--- Information shown ---
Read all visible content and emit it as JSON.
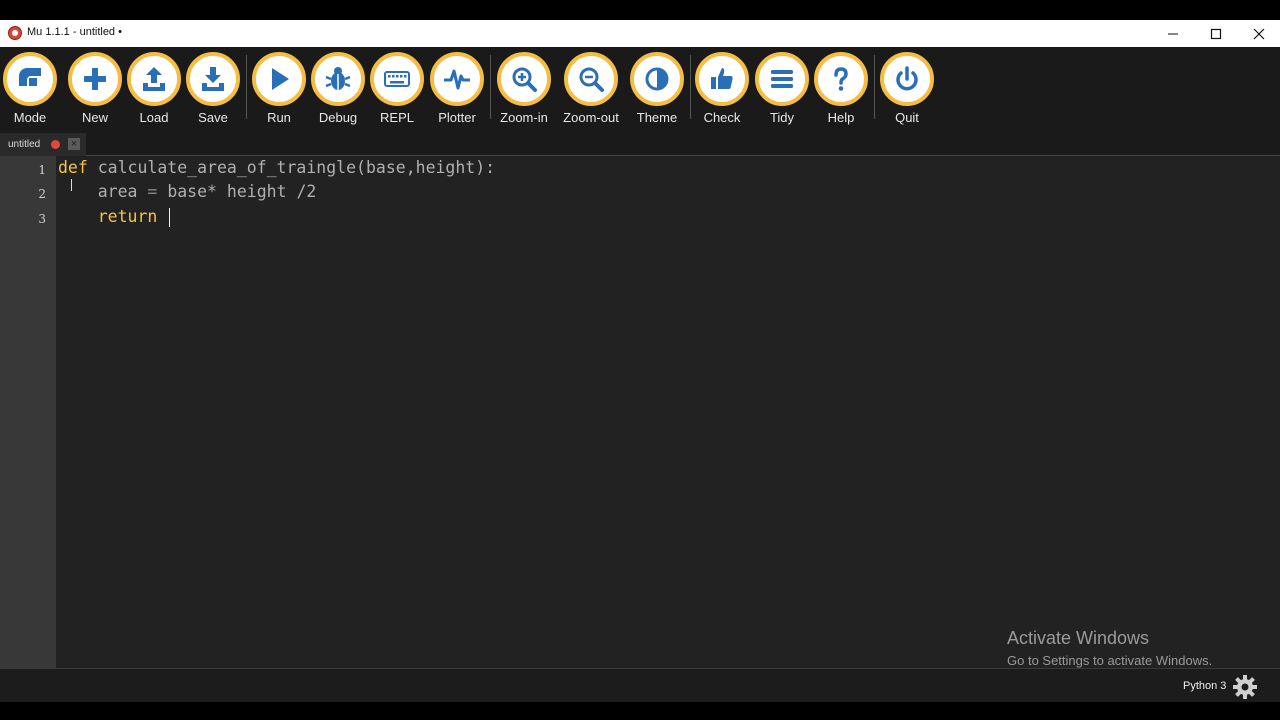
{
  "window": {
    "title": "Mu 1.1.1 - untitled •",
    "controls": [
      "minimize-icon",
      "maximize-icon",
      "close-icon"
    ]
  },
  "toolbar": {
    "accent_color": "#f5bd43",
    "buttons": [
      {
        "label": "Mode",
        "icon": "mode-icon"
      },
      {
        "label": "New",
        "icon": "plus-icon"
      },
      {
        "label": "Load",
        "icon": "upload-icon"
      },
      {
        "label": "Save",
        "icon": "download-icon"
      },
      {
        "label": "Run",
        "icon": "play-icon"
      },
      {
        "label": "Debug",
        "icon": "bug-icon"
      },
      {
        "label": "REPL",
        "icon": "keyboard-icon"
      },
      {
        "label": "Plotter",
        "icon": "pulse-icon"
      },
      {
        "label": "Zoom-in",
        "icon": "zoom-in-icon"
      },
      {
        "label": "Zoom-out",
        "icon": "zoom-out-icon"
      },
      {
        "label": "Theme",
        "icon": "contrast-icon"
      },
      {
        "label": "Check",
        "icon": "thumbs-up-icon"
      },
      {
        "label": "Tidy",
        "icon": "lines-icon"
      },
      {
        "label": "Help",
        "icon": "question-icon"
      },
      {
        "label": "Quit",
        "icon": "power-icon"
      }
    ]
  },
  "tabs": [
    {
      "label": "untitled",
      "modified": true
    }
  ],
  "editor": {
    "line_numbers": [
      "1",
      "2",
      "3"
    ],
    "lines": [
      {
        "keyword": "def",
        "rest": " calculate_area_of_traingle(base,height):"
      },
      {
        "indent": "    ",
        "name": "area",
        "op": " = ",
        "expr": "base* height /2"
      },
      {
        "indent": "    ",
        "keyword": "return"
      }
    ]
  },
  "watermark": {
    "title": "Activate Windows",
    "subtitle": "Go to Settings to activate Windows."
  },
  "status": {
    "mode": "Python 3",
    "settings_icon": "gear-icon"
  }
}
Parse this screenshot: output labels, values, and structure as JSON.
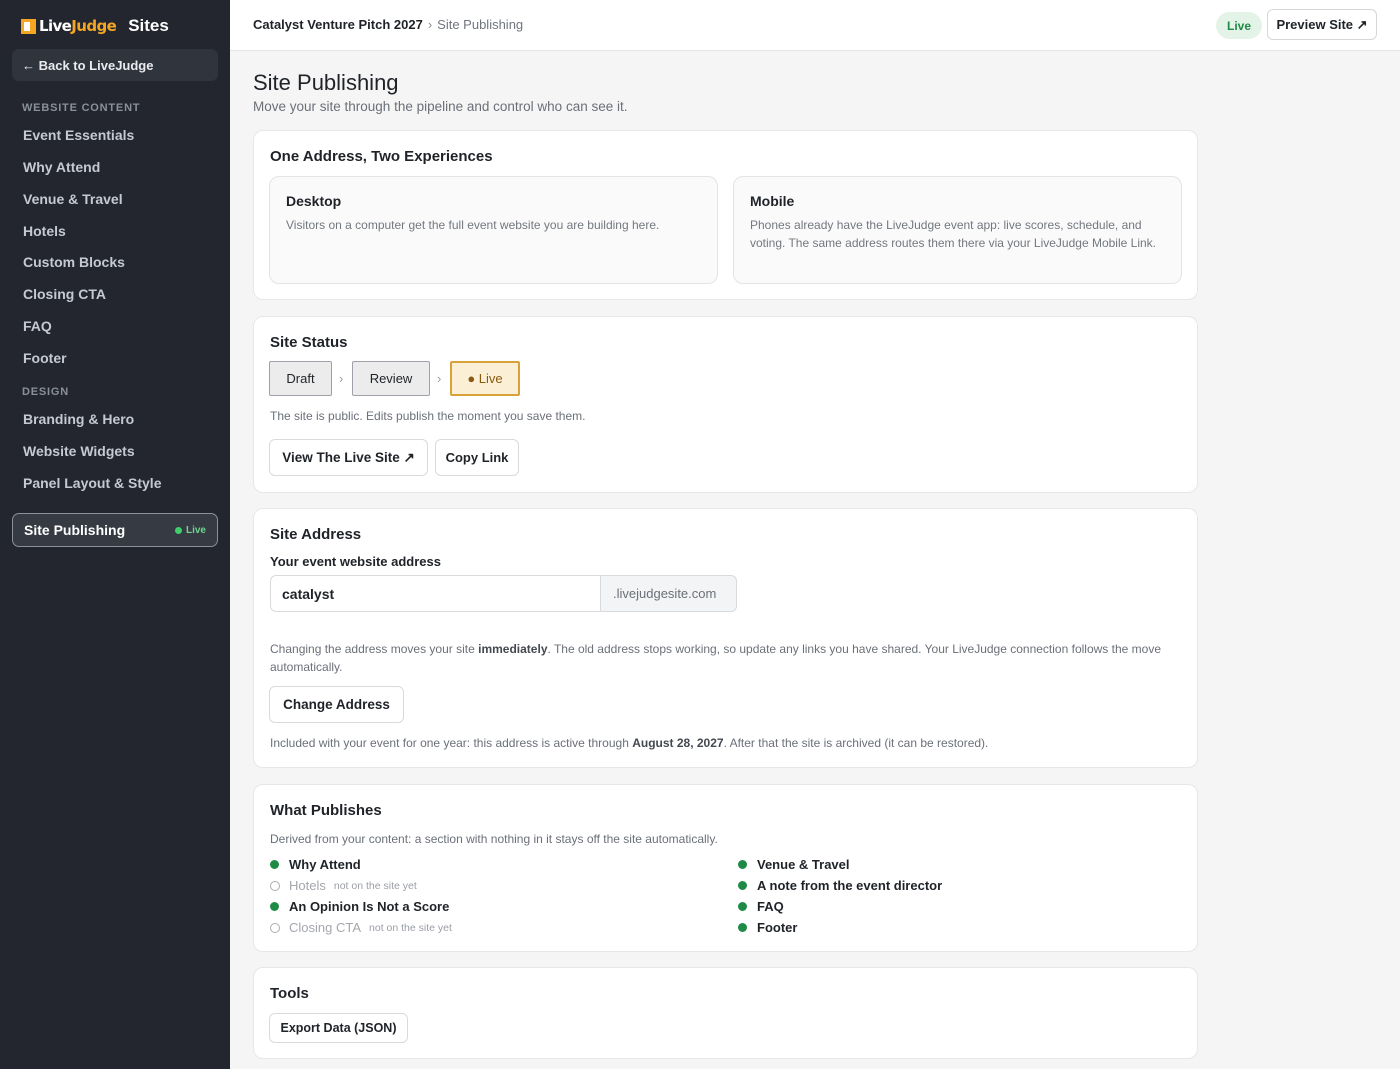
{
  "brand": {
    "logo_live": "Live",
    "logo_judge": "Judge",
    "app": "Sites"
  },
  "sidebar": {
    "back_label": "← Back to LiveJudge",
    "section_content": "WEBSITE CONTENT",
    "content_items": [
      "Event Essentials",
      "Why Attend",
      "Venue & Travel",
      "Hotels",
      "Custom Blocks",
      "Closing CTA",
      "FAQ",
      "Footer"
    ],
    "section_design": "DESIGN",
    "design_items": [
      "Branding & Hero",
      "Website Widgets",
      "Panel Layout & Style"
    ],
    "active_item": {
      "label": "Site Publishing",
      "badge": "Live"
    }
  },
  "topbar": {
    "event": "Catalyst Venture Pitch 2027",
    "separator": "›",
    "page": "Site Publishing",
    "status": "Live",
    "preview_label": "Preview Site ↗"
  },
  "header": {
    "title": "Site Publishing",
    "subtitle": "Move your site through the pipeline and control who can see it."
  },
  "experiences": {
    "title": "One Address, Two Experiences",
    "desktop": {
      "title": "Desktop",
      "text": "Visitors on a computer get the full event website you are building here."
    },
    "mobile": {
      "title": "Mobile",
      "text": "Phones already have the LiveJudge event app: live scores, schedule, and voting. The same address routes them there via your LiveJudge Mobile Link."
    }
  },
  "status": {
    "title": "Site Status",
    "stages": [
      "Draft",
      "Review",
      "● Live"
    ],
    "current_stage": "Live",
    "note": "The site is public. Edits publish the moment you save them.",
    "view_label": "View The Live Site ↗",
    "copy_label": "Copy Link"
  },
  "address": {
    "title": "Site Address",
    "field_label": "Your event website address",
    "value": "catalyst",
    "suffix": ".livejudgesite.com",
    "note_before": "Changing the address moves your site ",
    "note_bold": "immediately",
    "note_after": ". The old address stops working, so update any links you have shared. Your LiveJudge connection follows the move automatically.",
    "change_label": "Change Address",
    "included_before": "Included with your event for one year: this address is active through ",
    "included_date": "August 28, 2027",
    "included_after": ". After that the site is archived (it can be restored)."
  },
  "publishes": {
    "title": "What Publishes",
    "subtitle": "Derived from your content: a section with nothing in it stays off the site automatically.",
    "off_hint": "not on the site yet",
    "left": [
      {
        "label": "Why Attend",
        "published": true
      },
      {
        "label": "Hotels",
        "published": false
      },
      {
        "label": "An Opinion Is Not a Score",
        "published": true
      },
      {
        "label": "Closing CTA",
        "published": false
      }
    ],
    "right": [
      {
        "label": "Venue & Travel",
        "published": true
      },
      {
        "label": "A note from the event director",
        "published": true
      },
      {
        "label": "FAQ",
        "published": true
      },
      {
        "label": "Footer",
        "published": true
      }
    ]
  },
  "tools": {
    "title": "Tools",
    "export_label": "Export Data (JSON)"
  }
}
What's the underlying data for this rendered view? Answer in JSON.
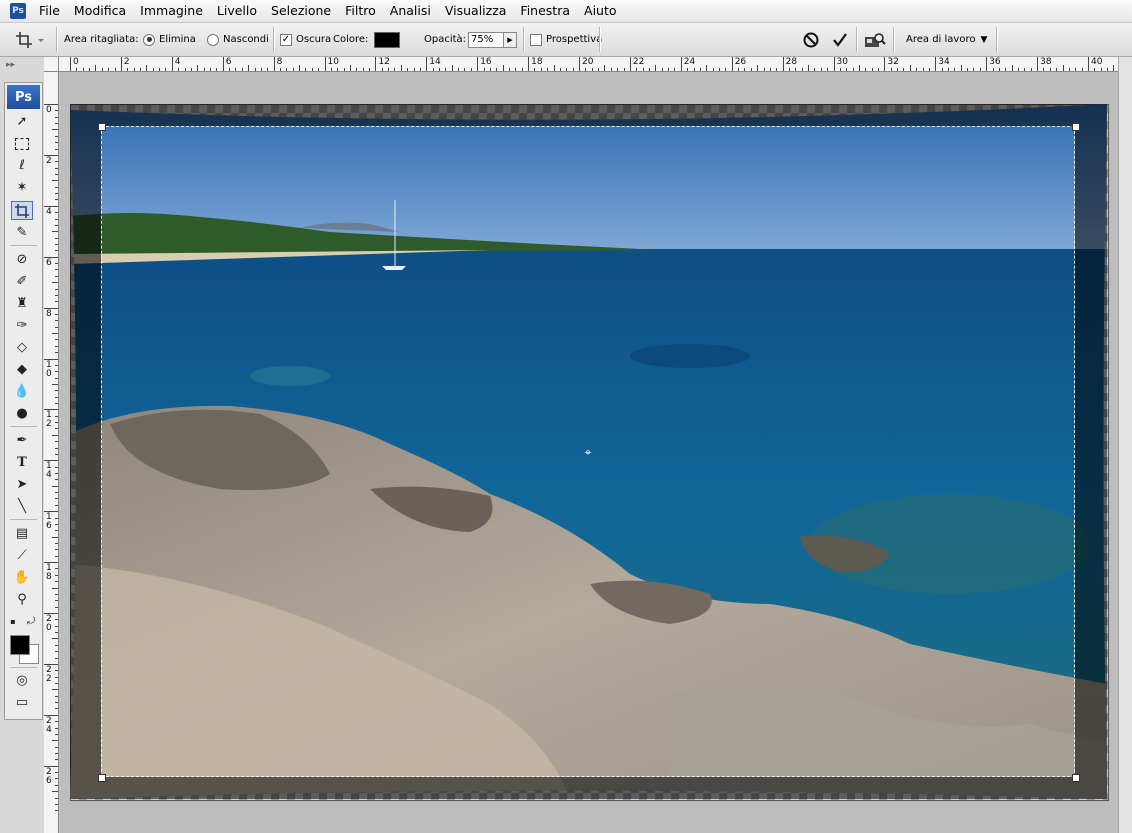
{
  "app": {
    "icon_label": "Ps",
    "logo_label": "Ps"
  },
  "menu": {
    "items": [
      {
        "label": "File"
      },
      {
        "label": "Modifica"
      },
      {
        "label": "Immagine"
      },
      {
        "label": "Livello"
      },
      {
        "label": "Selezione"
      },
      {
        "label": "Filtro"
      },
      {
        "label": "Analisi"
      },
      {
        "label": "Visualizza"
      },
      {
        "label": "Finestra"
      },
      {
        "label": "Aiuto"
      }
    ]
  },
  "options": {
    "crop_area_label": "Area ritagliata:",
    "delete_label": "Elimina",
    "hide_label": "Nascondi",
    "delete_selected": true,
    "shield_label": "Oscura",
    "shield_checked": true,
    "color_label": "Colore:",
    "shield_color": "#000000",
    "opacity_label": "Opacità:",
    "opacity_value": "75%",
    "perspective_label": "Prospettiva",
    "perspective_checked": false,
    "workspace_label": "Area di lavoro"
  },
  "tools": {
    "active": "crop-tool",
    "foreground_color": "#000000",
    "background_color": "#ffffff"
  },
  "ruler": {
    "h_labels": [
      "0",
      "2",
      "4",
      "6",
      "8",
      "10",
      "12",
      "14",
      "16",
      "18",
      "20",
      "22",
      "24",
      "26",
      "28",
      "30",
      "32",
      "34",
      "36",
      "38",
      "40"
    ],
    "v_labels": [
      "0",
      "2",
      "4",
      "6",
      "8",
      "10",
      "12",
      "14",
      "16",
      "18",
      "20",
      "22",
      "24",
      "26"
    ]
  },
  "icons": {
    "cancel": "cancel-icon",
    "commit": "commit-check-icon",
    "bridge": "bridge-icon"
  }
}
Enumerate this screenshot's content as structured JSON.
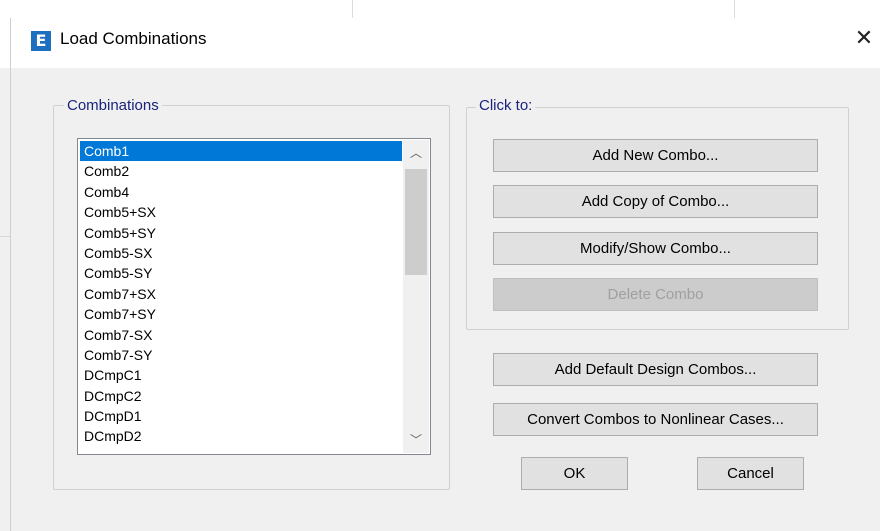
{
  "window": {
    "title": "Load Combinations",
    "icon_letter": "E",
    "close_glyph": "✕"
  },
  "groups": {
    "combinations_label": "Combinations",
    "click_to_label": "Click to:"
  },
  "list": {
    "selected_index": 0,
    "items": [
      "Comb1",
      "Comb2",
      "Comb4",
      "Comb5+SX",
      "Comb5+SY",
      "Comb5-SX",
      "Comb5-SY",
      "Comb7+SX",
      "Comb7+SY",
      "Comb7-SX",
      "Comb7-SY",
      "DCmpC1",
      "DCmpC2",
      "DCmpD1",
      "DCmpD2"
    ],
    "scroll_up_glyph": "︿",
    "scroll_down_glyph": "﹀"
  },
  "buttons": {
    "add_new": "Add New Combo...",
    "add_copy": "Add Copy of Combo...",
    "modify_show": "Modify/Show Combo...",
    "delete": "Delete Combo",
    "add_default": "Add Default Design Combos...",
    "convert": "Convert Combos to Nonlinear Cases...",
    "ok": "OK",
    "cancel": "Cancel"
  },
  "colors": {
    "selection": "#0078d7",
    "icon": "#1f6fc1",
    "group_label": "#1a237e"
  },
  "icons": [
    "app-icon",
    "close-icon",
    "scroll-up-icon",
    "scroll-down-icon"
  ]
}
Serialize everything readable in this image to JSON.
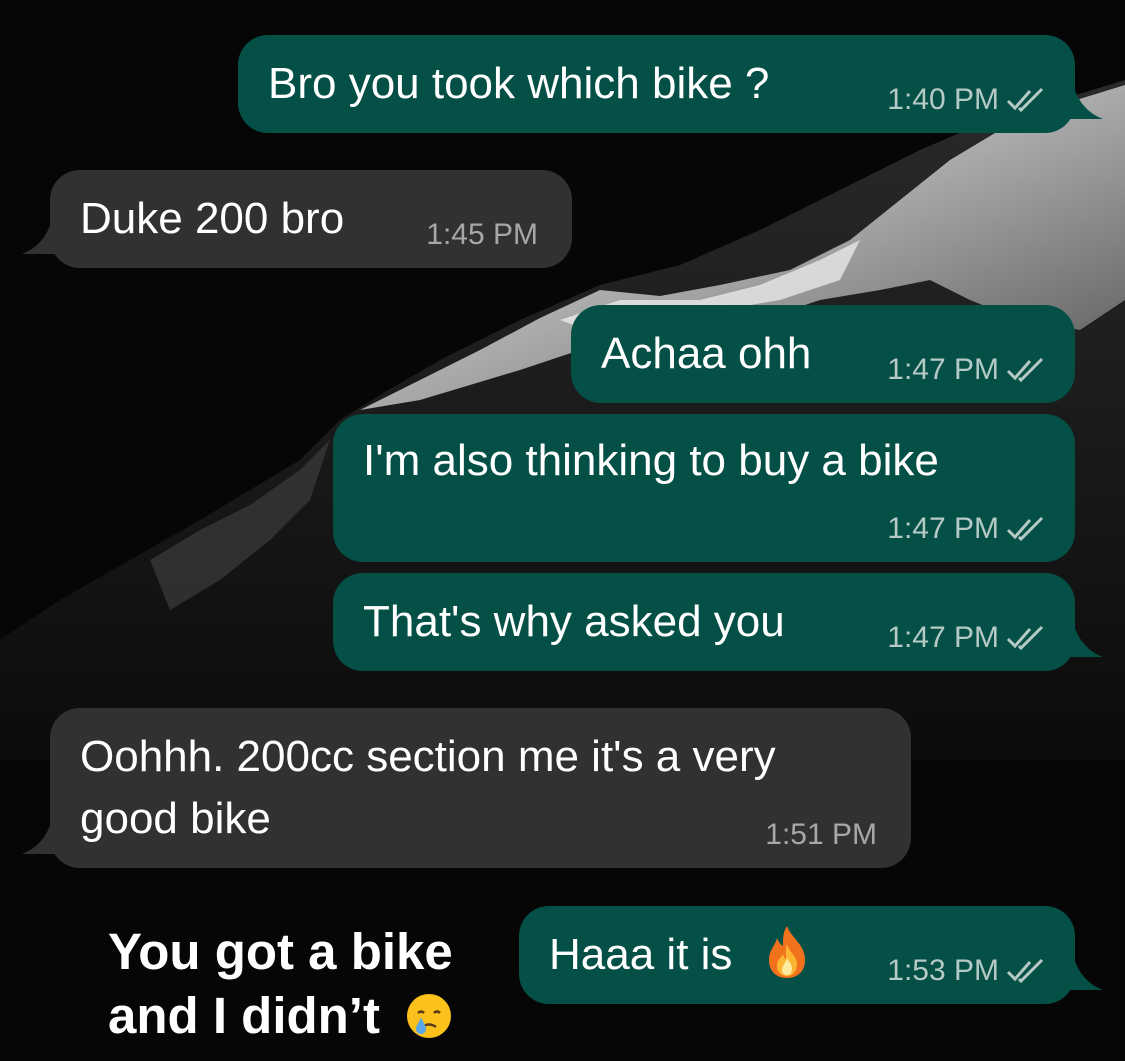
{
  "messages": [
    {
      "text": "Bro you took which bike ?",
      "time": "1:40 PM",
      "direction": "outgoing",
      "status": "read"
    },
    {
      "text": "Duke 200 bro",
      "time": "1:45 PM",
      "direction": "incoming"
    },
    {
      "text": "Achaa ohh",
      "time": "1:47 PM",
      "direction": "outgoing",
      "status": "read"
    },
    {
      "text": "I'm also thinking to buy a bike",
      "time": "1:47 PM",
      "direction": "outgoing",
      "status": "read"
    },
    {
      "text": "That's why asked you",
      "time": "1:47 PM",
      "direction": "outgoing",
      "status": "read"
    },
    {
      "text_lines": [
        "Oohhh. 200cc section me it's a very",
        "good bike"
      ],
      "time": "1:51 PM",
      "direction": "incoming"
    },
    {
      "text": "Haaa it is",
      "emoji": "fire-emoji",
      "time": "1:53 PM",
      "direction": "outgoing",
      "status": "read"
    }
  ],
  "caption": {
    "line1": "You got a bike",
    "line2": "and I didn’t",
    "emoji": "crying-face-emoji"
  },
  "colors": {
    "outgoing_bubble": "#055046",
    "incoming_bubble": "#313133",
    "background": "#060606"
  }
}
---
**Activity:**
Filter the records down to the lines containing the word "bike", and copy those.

**Output of the task:**
      "text": "Bro you took which bike ?",
      "text": "I'm also thinking to buy a bike",
        "good bike"
    "line1": "You got a bike",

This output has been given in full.